Moreover, although many U.S. defense systems and platforms do regularly use so-called legacy chips (those at process nodes 14 nm or higher), the newest 3-5 nm chips are vital to applications such as artificial intelligence, next-generation computing, or signals processing where there exist significant military applications for functions such as communications, detection, sensing, targeting, etc. Indeed, access to these sophisticated chips is critical to achieving DOD’s goals of a so-called third offset strategy, which includes, among other things, intelligent battlefield technology and hypersonic weapons. And that’s why USICA includes $2 billion for a “CHIPS for America Defense Fund” for R&D, testing, and evaluation of chips specifically needed to support defense and intelligence missions. But even without that, the CHIPS and FABS acts represent important steps to securing America’s strategic autonomy and promoting national security.
The World’s Most Strategically Important Industry
Put simply—alongside biotechnology amidst a pandemic—semiconductors represent the world’s most strategically important industry. By definition, they are instrumental to any product or device in the world that has an off/on switch or that processes information or leverages computational capacity. In short, they represent the foundational industry for the entire global economy. The United States, creator of this industry, needs to ensure both that it fields leading companies across the memory, logic, and analog segments of the semiconductor industry, and that it maintains sufficient domestic semiconductor manufacturing to support its economic and national security needs.
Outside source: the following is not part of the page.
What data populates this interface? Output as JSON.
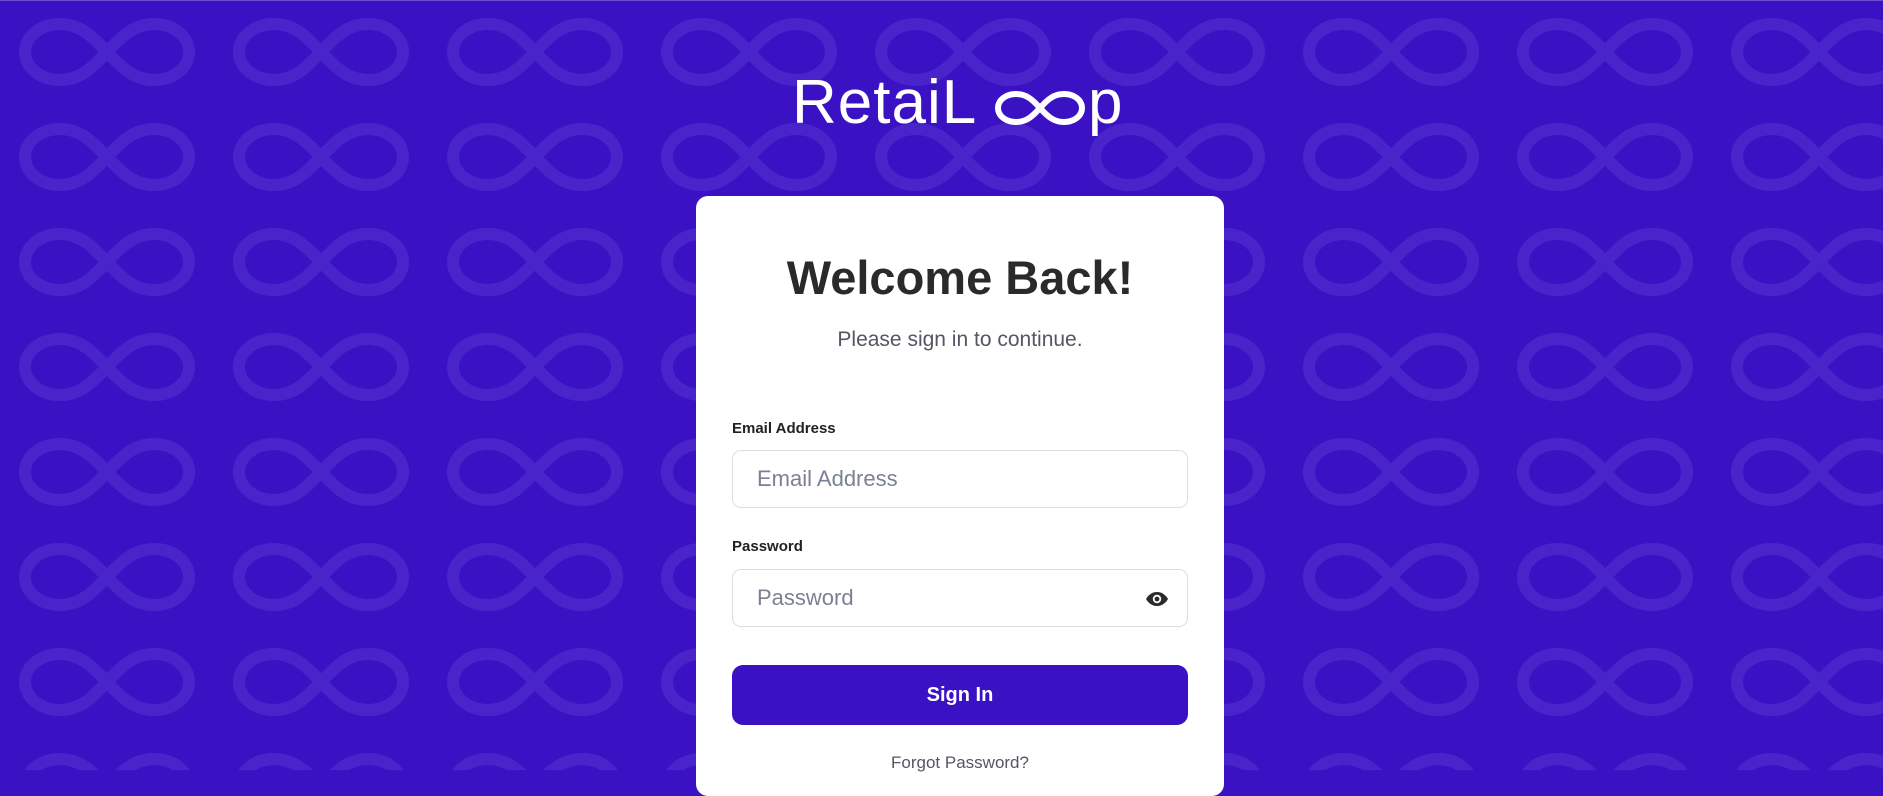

And, to be sure, while the CHIPS/FABS Act won’t immediately solve the current semiconductor shortage (as it takes two to three years for new fabs to come online once ground breaks), they represent a mid- to long-term investment that will help to preclude America from finding itself in a similar position again.
Thus, the CHIPS and FABS Acts are about much more than simply the competitiveness of the U.S. semiconductor industry; they’re more fundamentally about U.S. economic and national security. And they fit precisely with the investments the broader USICA legislation would make in R&D, innovation, and technology transfer and commercialization to facilitate American economic competitiveness.
Leading in today’s global economy means leading in semiconductor innovation and production. It’s time for Congress to pass the CHIPS and FABS Acts.